The spiritual tone of the album is more apparent with "Wandering in the Dandenongs", containing the sounds of birds, bugs and chimes, timeless and infinitely complex timbres which will never fail to relax me. I could listen to these sounds for the entire 17 minute running time of the song, but of course Shea moves on after a couple of minutes. Oddly tuned gamelan flutes spiral in 3 note patterns arranged into infinite loops. A deep, earth drum sounds periodically beneath everything. There is a tribal ambient feel in which it is not clear what was recorded by Shea and what was sampled, something I am sure is intentional.
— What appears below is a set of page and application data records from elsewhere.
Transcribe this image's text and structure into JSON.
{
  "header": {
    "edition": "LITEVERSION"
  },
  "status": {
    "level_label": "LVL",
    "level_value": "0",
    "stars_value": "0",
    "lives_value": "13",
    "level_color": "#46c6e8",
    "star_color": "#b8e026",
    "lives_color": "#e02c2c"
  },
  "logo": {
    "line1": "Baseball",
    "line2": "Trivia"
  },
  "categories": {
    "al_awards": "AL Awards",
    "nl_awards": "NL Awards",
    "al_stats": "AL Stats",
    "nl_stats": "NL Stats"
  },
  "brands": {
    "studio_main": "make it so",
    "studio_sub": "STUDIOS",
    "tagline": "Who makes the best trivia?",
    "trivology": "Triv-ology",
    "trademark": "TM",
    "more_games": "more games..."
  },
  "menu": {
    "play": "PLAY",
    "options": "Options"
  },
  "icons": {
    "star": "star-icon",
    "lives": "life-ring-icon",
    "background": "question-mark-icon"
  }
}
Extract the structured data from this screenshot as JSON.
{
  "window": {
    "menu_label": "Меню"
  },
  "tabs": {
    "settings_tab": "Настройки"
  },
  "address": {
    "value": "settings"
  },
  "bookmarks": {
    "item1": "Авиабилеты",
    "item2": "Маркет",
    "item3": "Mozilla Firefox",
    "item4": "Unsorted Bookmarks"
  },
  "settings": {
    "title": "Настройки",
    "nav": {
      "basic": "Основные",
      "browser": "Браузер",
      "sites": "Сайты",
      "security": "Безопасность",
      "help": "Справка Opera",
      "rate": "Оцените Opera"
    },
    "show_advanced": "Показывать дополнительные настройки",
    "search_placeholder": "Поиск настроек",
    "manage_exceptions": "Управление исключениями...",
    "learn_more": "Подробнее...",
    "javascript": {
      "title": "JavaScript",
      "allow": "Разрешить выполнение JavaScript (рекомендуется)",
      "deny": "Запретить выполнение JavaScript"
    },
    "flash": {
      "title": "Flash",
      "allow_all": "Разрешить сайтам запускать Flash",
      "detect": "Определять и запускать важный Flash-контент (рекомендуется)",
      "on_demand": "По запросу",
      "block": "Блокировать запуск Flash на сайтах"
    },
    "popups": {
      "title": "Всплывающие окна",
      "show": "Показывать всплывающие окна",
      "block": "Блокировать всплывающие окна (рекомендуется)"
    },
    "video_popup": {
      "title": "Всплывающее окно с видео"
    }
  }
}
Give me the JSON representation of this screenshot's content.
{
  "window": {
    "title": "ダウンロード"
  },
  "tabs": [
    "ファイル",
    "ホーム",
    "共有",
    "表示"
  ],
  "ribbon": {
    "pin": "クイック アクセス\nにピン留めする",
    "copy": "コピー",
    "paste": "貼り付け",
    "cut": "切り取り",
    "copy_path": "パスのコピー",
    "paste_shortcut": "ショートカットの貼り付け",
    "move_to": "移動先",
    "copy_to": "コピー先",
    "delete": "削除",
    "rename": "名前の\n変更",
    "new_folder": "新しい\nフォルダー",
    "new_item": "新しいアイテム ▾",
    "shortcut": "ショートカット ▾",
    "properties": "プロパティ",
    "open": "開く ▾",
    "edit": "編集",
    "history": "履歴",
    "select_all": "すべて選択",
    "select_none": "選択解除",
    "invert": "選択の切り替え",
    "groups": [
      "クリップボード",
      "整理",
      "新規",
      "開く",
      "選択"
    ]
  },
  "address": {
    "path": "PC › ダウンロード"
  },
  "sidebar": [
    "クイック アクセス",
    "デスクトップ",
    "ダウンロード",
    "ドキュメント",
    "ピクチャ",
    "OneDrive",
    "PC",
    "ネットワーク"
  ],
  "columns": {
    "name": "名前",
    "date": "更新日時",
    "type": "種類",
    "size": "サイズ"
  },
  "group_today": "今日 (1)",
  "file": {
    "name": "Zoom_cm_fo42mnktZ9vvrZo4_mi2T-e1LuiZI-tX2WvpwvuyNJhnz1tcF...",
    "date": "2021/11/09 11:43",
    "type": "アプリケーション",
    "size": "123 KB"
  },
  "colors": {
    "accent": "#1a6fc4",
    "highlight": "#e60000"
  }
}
In this way we unite the primitive and the modern, past and present. The singing bowls return again, understated at first. This is a sparser track, patient or sluggish, as if played in a humid place.
"Fragments of Hafiz" is a bassy, processed electronic smear that extends vaguely with a sort of metallic ugliness, soon joined by a melodious Gregorian sounding voice (Shahin Shaiaef, one of the few guests) and an emotive, tension filled piano similar to the one in the first piece. A rattling, controlled cymbal roll builds and sustains more energy until the inevitable dissipation as the song ends at the 5 minute mark.
The Scanner collaboration brings many wonderful new elements into play, such as glimmering percolations of high frequency synthesizer like blinking lights on the displays of machines, and of course the crackling, emotion stricken voices Scanner is known for, illegally pirated from the phone conversations of the public. Thick, intensely beating intervals of shrill treble pitches vibrate and throb about. Travelling the radio waves, we exist in abstract space and move throughout the collective memory of society. The ominous tolling of a bell closing the song. I'm a longtime fan of Scanner's music, have appreciated the classical direction taken by his recent work, and so am very glad to hear this.
The closer is "Green Dragon Inn", a sketch for wailing strings, horns and pianos, a red and cloudy vision of painful memories from across time. The introduction of a slow but insistent tabla rhythm turns it into a march or dirge, increasing after 6 minutes to a loping speed. Field recordings of thunderous tribal drums and shrieking chants are engaged in clever looping patterns beneath Shea's own sounds. A polyrhythmic rock beat from the drumset begins to highlight the accents, and a huge, electric fuzz tone overtakes all else. Each move is colorful and unexpected. The white hot brightness and distant hugeness of the sound mass at the end of the track is impressive.
This is a wonderful and difficult to place album. These are fiercely visionary soundscapes that possess a vicious intensity and mind transporting power that cause me to think twice before calling them 'ambient'. I've heard a couple thing in my life that I could compare to this music, but all among my favorites, and singularly unique in their own right, groups like Lightwave, Coil, Tangerine Dream, Current 93, or John Zorn when he was in the mood for pagan ritual experiments. I highly recommend this album, it's both cerebral and naturally freeflowing.Roger Batty